Oct 18 2012
It can be risky to base your investment philosophy off of which political party may or may not win the upcoming election. Read the following article for sounds tips on staying grounded during election time.
Real World Politics Meet Real World Investing
visit Forbes.com to view the original article
This is the time of year when you start to see investment ideas based on predictions of the US Presidential Election. There are lists of stocks that should or could go up under a Republican administration and a companion list of companies that are predicted to rise under a Democratic administration.
Personally, I don’t think selecting specific stocks tied to the outcome of an election is a very good idea. While investors could select the right stock for the right reasons, there’s too much company specific risk in any given stock: loss of a key supplier, scandal, management changes, unfavorable currency fluctuations. And many election issues are not simply resolved by who ends up occupying the White House—far more complex analysis is required.
The free market, in theory, can do some of this homework for you. These same election issues are already being voted on daily, ahead of November 6, in Benjamin Graham’s “voting machine” across many companies. Motif Investing recently published 21 thematic indexes—called motifs—to “poll the votes” ahead of the election: everything from Obamacare to Cleantech. This policy-tracking isn’t completely scientific, not yet at least, but politically-oriented motifs offer a window into how each Party’s policy positions are playing out in real economic terms, which for self direct investors, could prove to be a useful tool.

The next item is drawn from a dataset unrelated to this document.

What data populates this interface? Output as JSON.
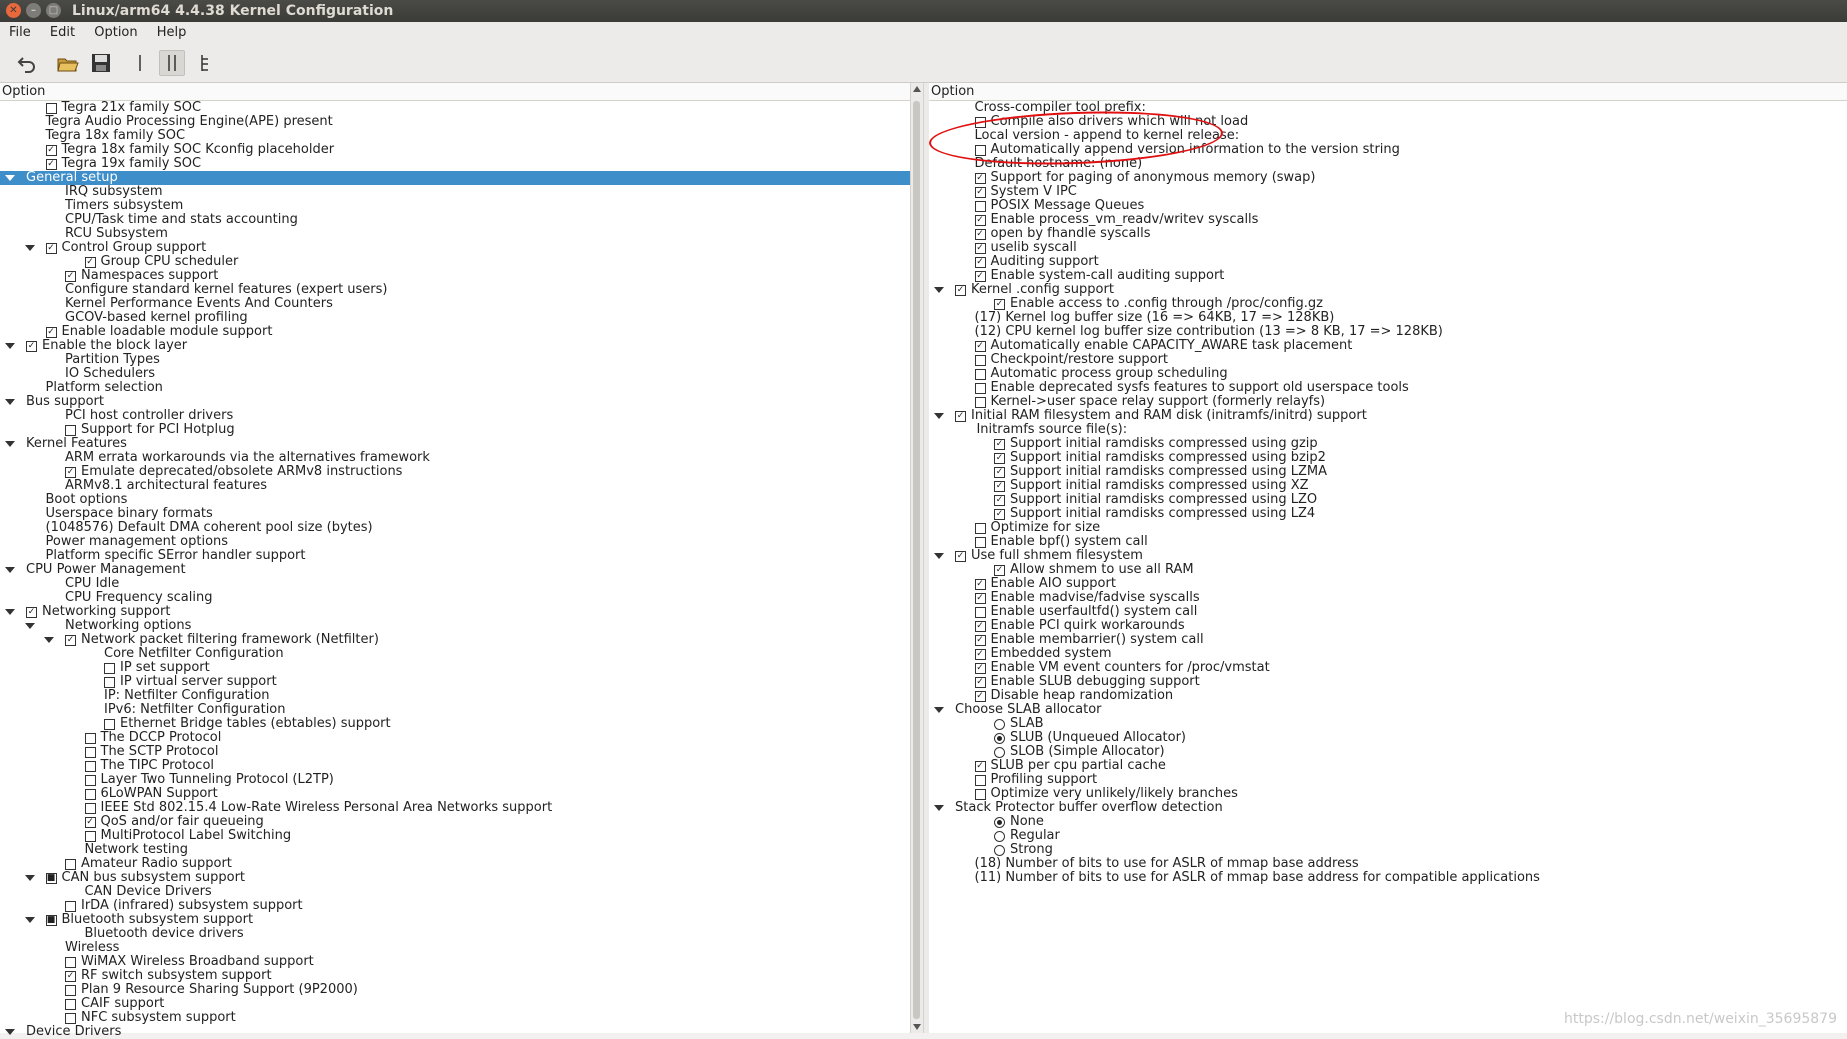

The top performing Republican issue motif index for the last month was Guns, Guards and Gates, up 2.5% for the month and 15.9% for the year. This index includes companies such as Smith & Wesson (SWHC), Tyco International (TYC), Alliant Techsystems Inc. (ATK) and other security companies. Although the President has not done much to affect relevant laws, guns is always a safe get-out-the-vote issue for the Republican base.
Likewise, the top performing Democrat issue motif index for the last month was Senior Care that includes companies such Medtronic Inc. (MDT), Fresenius Medical Care AG & Co. (FMS), and DaVita Inc. (DVA). It is up 2.9% this month and 27.7% for the year. With Obamacare front and central in this election, this index tracks the companies that benefit from a growing insured ranks and an aging America.
In addition to the specific issues, this is an election about big money donors. President Obama and Governor Romney could end up spending over $1B each on this election. Just as some polls show President Obama with a slight edge, the Democratic Donors motif index is ahead of the Republican Donorsmotif index. Specifically, Democratic Donors that includes stocks like Time Warner (TWC), Google (GOOG) and Microsoft (MSFT), is up 2.6% for the month, up nearly 33.5% in the past year. While the companies in Republican Donors which includes Goldman Sachs (GS), Exxon Mobil (XOM) and Sheldon Adelson’s Las Vegas Sands (LVS) —increased 1.3% over the past month and 25.3% over the past year.
Unfortunately, no matter who wins the election, many Americans believe that the country is going to remain polarized into haves and have nots, with neither the Republican or Democratic agenda dictating the business climate. For that the Income Inequality motif index tracks stocks that caters to the 1% and the 99%. This index consists of luxury retailers like Saks (SKS), Tiffany (TIF) and Ralph Lauren (RL) as well as deep discount retailers like Big Lots (BIG) and Dollar General (DG). It is down 0.1% for the month, but up 20.3% for the year.
Tonight many of these issues will be on display in the vice presidential debate between Paul Ryan and Joe Biden. There will be lots of chatter and noise the next day from pundits, with the somewhat ironic result that real clarity may be hard to come by. I will instead be watching how investors vote with their buys and sells. Especially until the real votes come in on November 6.